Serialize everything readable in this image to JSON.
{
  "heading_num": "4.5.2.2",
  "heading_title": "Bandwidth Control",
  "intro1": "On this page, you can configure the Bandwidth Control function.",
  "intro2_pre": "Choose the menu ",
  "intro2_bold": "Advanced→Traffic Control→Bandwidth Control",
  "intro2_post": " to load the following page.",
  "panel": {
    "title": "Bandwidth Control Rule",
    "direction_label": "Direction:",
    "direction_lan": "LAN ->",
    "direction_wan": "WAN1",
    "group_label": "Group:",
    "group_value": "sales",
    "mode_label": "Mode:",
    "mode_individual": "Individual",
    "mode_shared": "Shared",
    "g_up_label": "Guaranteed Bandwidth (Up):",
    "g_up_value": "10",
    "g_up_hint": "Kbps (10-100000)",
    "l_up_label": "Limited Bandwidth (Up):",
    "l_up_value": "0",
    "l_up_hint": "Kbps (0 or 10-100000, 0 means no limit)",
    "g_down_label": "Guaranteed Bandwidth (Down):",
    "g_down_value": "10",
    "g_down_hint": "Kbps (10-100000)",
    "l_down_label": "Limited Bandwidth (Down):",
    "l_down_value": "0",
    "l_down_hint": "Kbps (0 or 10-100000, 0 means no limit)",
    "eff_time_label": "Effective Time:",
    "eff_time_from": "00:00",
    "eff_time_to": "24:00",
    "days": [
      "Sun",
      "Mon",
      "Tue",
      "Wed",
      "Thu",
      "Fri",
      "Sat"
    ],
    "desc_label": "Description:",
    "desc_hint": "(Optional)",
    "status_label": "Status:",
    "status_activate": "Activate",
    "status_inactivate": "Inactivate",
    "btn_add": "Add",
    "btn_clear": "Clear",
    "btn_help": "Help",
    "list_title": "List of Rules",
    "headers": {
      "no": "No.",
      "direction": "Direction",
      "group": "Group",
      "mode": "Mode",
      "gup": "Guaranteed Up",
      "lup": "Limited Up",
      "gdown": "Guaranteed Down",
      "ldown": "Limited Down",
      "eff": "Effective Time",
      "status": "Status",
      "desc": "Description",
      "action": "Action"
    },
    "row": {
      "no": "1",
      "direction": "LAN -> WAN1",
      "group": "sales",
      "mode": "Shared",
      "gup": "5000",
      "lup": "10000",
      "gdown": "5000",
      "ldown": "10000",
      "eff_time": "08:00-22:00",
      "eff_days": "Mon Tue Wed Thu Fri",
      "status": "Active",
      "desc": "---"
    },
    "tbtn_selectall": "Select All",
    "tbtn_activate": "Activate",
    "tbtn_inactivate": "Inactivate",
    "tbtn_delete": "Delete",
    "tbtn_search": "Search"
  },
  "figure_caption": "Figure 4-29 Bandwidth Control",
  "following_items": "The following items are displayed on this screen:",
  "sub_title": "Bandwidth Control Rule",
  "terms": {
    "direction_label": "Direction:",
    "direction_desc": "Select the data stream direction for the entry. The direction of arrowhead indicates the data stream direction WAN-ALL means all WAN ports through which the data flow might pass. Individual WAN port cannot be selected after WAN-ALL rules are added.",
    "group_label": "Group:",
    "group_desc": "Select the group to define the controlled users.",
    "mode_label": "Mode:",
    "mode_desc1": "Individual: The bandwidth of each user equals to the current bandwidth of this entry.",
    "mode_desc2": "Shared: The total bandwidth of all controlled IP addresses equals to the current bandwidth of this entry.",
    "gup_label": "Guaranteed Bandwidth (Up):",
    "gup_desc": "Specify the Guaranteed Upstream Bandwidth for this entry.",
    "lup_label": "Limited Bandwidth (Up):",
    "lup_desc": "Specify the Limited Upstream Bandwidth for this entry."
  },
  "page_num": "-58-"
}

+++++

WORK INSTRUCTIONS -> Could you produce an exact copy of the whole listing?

RESPONSE TO THE EXERCISE ->
Serialize everything readable in this image to JSON.
{
  "heading_num": "4.5.2.2",
  "heading_title": "Bandwidth Control",
  "intro1": "On this page, you can configure the Bandwidth Control function.",
  "intro2_pre": "Choose the menu ",
  "intro2_bold": "Advanced→Traffic Control→Bandwidth Control",
  "intro2_post": " to load the following page.",
  "panel": {
    "title": "Bandwidth Control Rule",
    "direction_label": "Direction:",
    "direction_lan": "LAN ->",
    "direction_wan": "WAN1",
    "group_label": "Group:",
    "group_value": "sales",
    "mode_label": "Mode:",
    "mode_individual": "Individual",
    "mode_shared": "Shared",
    "g_up_label": "Guaranteed Bandwidth (Up):",
    "g_up_value": "10",
    "g_up_hint": "Kbps (10-100000)",
    "l_up_label": "Limited Bandwidth (Up):",
    "l_up_value": "0",
    "l_up_hint": "Kbps (0 or 10-100000, 0 means no limit)",
    "g_down_label": "Guaranteed Bandwidth (Down):",
    "g_down_value": "10",
    "g_down_hint": "Kbps (10-100000)",
    "l_down_label": "Limited Bandwidth (Down):",
    "l_down_value": "0",
    "l_down_hint": "Kbps (0 or 10-100000, 0 means no limit)",
    "eff_time_label": "Effective Time:",
    "eff_time_from": "00:00",
    "eff_time_to": "24:00",
    "days": [
      "Sun",
      "Mon",
      "Tue",
      "Wed",
      "Thu",
      "Fri",
      "Sat"
    ],
    "desc_label": "Description:",
    "desc_hint": "(Optional)",
    "status_label": "Status:",
    "status_activate": "Activate",
    "status_inactivate": "Inactivate",
    "btn_add": "Add",
    "btn_clear": "Clear",
    "btn_help": "Help",
    "list_title": "List of Rules",
    "headers": {
      "no": "No.",
      "direction": "Direction",
      "group": "Group",
      "mode": "Mode",
      "gup": "Guaranteed Up",
      "lup": "Limited Up",
      "gdown": "Guaranteed Down",
      "ldown": "Limited Down",
      "eff": "Effective Time",
      "status": "Status",
      "desc": "Description",
      "action": "Action"
    },
    "row": {
      "no": "1",
      "direction": "LAN -> WAN1",
      "group": "sales",
      "mode": "Shared",
      "gup": "5000",
      "lup": "10000",
      "gdown": "5000",
      "ldown": "10000",
      "eff_time": "08:00-22:00",
      "eff_days": "Mon Tue Wed Thu Fri",
      "status": "Active",
      "desc": "---"
    },
    "tbtn_selectall": "Select All",
    "tbtn_activate": "Activate",
    "tbtn_inactivate": "Inactivate",
    "tbtn_delete": "Delete",
    "tbtn_search": "Search"
  },
  "figure_caption": "Figure 4-29 Bandwidth Control",
  "following_items": "The following items are displayed on this screen:",
  "sub_title": "Bandwidth Control Rule",
  "terms": {
    "direction_label": "Direction:",
    "direction_desc": "Select the data stream direction for the entry. The direction of arrowhead indicates the data stream direction WAN-ALL means all WAN ports through which the data flow might pass. Individual WAN port cannot be selected after WAN-ALL rules are added.",
    "group_label": "Group:",
    "group_desc": "Select the group to define the controlled users.",
    "mode_label": "Mode:",
    "mode_desc1": "Individual: The bandwidth of each user equals to the current bandwidth of this entry.",
    "mode_desc2": "Shared: The total bandwidth of all controlled IP addresses equals to the current bandwidth of this entry.",
    "gup_label": "Guaranteed Bandwidth (Up):",
    "gup_desc": "Specify the Guaranteed Upstream Bandwidth for this entry.",
    "lup_label": "Limited Bandwidth (Up):",
    "lup_desc": "Specify the Limited Upstream Bandwidth for this entry."
  },
  "page_num": "-58-"
}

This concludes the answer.